There’s a Bay Area ecosystem that’s never been mentioned in the pages of Bay Nature. It is small and easy to overlook, and after several decades of a changing climate, it now exists only in isolated pockets in the Bay Area. It’s fragile but hanging on. I’m referring to the Bay Area’s environmental media ecosystem. In it are the journalists at print and online publications and audio and video broadcasts that report on the Bay Area’s life and earth sciences, environmental problems, and conservation issues. At the risk of taking the metaphor too far, these days, staff environmental journalists are a rare species. In the Bay Area, we’d argue, there are fewer than a dozen of us serving the more than 7 million people living here. And three work at Bay Nature.
It’s a bit unnerving. The natural world is changing at an unprecedented pace, and an environmental journalist’s job is to understand the science underpinning those infinitely complex changes and how society is responding in all the ways that societies large and small do. And then try to accurately and interestingly tell everyone about it. Given that the rate of ecological change is predicted to accelerate over the next 80 years, you’d think there’d be a few more environmental journalists around.
But as you know, journalism as an industry has been struggling for decades with the collapse of its advertising-based business model. Since 2008, 23 percent of the journalism jobs in the U.S. have been lost, according to the Pew Research Center. And that’s not counting the several thousand jobs cut in early 2019. So, it’s not surprising there are so few environmental journalists in the Bay Area.
Within the remaining local environmental media ecosystem, Bay Nature plays a keystone role (pun very much intended). Because we spend all day, every day talking and reading about Bay Area environmental issues and science, we find and publish original stories that no other media organization has told. The stories aim to deepen a reader’s understanding of regional nature and examine not just problems, but their potential solutions. Bay Nature freelance reporters often work for months on stories to examine their many facets. And we routinely see Bay Nature stories re-reported by larger media outlets. As a nonprofit with a mission, we’re OK with that. If Bay Nature throws the pebble that generates larger ripples of conversation and knowledge, we’ve succeeded.

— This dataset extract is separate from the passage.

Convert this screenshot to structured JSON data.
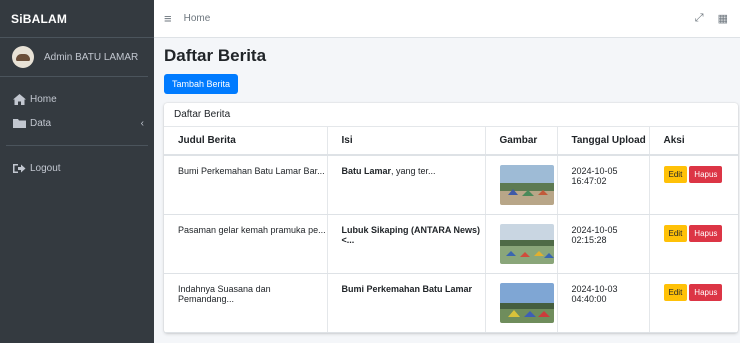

We are also independent. That means we are not beholden to any organization or agency’s priorities. We choose stories that readers have expressed interest in or that we think are important to the region. You’ll find examples of that in this issue. The Bay Area butterfly and insect decline story was inspired by reader concern. The profile of Bay Area birder extraordinaire John Robinson fits into our larger conversation about equity in conservation. New studies on emergent groundwater due to sea level rise is an underreported issue that is expected to affect much of the Bay Area.
As a magazine, we independently fact-check every one of these stories. That means each fact in a story must have a credible reference or source and is verified by a third party for accuracy. (That’s why we have three contract research editors listed in the masthead!) This once was standard practice at magazines (newspapers and books have rarely included independent fact-checking in their process), but according to a new study at MIT’s Knight Science Journalism Program (Bay Nature was surveyed for it), only 34 percent of science-oriented magazines and broadcast outlets verify their stories’ facts in the manner we’ve described above. We take really seriously your ability to trust what’s printed in Bay Nature.
We publish all our stories online for free—there is no paywall—so that as many readers as possible can connect with the Bay Area’s natural world. This aim is central to Bay Nature’s vision statement: all people have a close relationship with their natural world. Online we average about 75,000 pageviews (and growing) a month, and the largest share of our online readers are millennials. We’re buoyed that Bay Nature stories are read by young and old and from zip codes around the Bay Area, not to mention Los Angeles, Sacramento, Texas, New York, Canada, India, and on and on.
You are the reason these environmental stories are possible. Bay Nature is here today, having weathered journalism’s many storms, because of your subscriptions, advertisements, and donations. Thank you. It is gratifying to realize that the financial model Bay Nature has long followed is now considered the gold standard for nonprofit media across the country. With a one-million-dollar budget, we cover 40 percent of our costs through earned revenue, such as subscriptions and advertisements, and 60 percent comes from donated revenue. Bay Nature is not supported by a single or even a few wealthy benefactors or foundations, but by many, many individuals who give what they can, volunteer, and share Bay Nature stories and subscriptions. You are keeping environmental media and the ideals Bay Nature represents alive in the Bay Area. We’re proud of that and hope you are, too.